According to a new report more Australian privately insured patients used the public hospital system last year than previously and there are concerns that encouraging people to take out private health insurance is doing little to reduce the burden on the public health system.
According to the report by the Private Health Insurance Administration Council (PHIAC), private patients spent an extra 150,000 days in public hospitals in 2007-2008, an increase of 10% which equates to 1.8 million and represents twice the growth of recorded by private hospitals.
With private health funds lobbying for a reported 6.5 to 7.3% increase in premiums for next year, these latest figures will add fuel to the debate over whether private health insurance does in fact take the heat off public hospitals.
Some believe the statistics merely reflect pressure from the public sector for people to identify their health insurance and it has been suggested that public hospital administrators are enhancing state health revenues by requesting that the privately insured admit themselves as private patients.

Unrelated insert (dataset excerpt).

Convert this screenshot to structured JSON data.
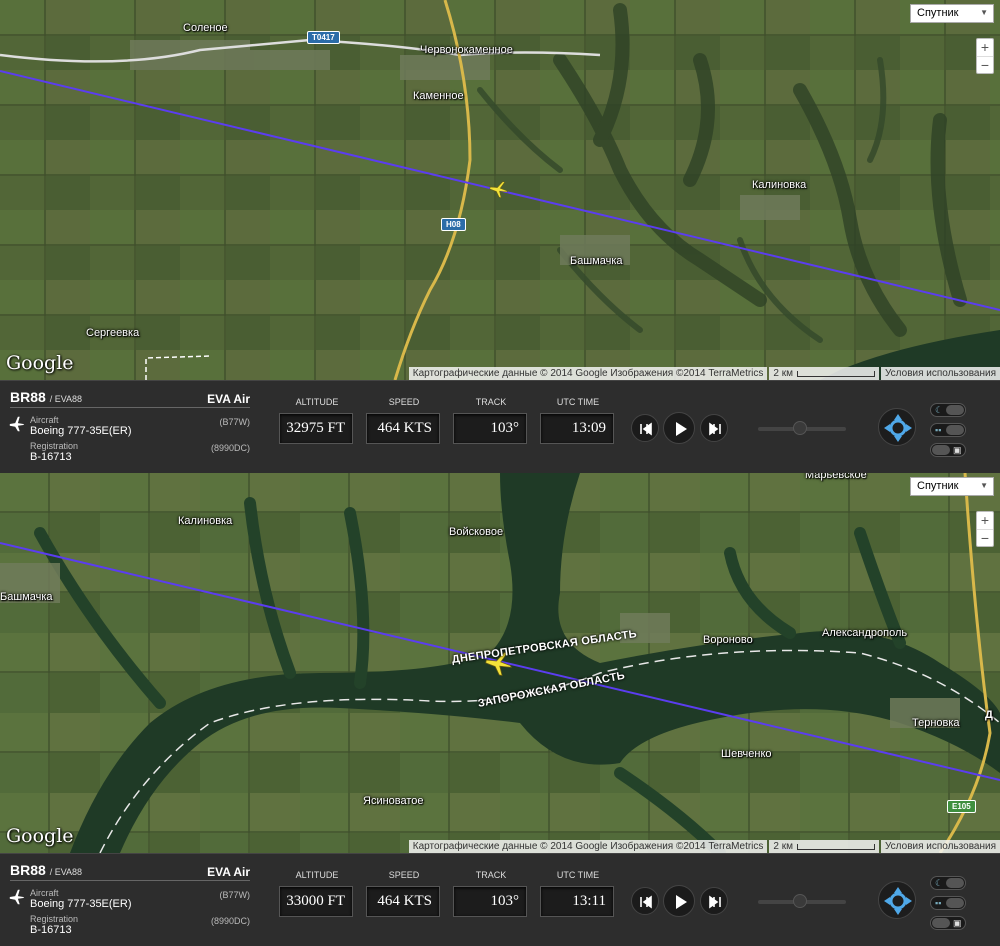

This has been rejected by the Australian Healthcare and Hospitals Association, which represents the public health sector, as not a true picture of what the figures show and action which would be illegal.
At present Canberra requires that all patients be given access to free public hospital services, and they are not forced to use their private health insurance to fund their treatment and other states want the same level of health fund payments for private patient stays in their hospitals as received by the private sector.
The PHIAC report indicates that daily health fund benefits for acute patient beds in 2007-08 rose by 2.1% to $294 for public hospitals, compared with 4.9% to $798 for private hospitals.
Dr. Michael Armitage from PHIAC says health funds expenses had soared and 10.4% more was paid out in total benefits this year than last year - some health funds have in fact record negative net margins in 2007-08 which has prompted the AHIA to commission its own analysis of funds' investment returns, capital adequacy and long-term viability.